Brief
The records sit below this line. Repeat all of them exactly.

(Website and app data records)
☆ ☆ ☆ ☆ ☆

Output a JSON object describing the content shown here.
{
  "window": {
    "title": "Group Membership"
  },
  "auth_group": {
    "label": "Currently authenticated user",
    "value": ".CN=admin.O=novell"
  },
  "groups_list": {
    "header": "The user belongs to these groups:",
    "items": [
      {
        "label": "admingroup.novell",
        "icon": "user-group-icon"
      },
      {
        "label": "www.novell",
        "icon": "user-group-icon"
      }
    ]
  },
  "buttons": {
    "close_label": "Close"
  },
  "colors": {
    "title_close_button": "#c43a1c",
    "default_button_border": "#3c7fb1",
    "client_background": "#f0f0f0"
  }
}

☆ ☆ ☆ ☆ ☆

The answer
Output a JSON object describing the content shown here.
{
  "window": {
    "title": "Group Membership"
  },
  "auth_group": {
    "label": "Currently authenticated user",
    "value": ".CN=admin.O=novell"
  },
  "groups_list": {
    "header": "The user belongs to these groups:",
    "items": [
      {
        "label": "admingroup.novell",
        "icon": "user-group-icon"
      },
      {
        "label": "www.novell",
        "icon": "user-group-icon"
      }
    ]
  },
  "buttons": {
    "close_label": "Close"
  },
  "colors": {
    "title_close_button": "#c43a1c",
    "default_button_border": "#3c7fb1",
    "client_background": "#f0f0f0"
  }
}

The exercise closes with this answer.